▶ **Required action**
Find the string "this" in the listing and report every line that has it.

::::

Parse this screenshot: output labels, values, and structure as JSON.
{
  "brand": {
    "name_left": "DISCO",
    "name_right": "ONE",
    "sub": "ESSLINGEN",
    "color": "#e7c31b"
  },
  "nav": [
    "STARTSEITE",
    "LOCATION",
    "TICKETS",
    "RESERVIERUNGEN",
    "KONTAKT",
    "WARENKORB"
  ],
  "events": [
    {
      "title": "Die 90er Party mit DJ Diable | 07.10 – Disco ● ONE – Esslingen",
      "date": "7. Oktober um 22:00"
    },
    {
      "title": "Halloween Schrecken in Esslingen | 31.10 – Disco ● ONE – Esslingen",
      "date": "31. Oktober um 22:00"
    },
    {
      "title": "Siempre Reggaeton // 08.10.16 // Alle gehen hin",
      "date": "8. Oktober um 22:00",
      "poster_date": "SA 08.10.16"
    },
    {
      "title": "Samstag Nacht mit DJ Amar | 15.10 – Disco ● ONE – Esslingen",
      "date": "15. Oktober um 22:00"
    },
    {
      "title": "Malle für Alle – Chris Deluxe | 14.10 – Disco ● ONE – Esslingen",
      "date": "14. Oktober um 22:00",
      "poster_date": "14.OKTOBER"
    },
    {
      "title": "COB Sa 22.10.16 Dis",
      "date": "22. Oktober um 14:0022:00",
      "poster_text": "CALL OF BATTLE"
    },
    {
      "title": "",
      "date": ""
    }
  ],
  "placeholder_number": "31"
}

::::

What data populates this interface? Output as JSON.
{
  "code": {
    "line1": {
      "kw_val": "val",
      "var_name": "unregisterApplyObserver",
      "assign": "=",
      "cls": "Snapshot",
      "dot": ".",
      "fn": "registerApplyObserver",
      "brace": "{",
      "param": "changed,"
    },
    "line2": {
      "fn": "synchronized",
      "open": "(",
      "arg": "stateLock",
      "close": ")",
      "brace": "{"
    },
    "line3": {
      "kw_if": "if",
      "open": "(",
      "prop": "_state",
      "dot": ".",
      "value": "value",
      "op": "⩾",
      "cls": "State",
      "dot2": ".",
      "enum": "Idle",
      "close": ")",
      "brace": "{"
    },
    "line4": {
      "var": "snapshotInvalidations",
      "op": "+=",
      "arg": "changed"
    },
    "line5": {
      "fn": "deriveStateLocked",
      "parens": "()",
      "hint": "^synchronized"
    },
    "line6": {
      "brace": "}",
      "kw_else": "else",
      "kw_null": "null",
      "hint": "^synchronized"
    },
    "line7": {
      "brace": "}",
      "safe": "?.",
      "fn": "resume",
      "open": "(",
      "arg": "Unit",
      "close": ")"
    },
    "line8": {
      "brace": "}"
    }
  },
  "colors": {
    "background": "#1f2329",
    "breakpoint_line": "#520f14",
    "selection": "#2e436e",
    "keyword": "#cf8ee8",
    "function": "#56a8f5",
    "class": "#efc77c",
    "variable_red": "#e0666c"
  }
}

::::

▶ **Response area**
Parse this screenshot: output labels, values, and structure as JSON.
What data populates this interface? Output as JSON.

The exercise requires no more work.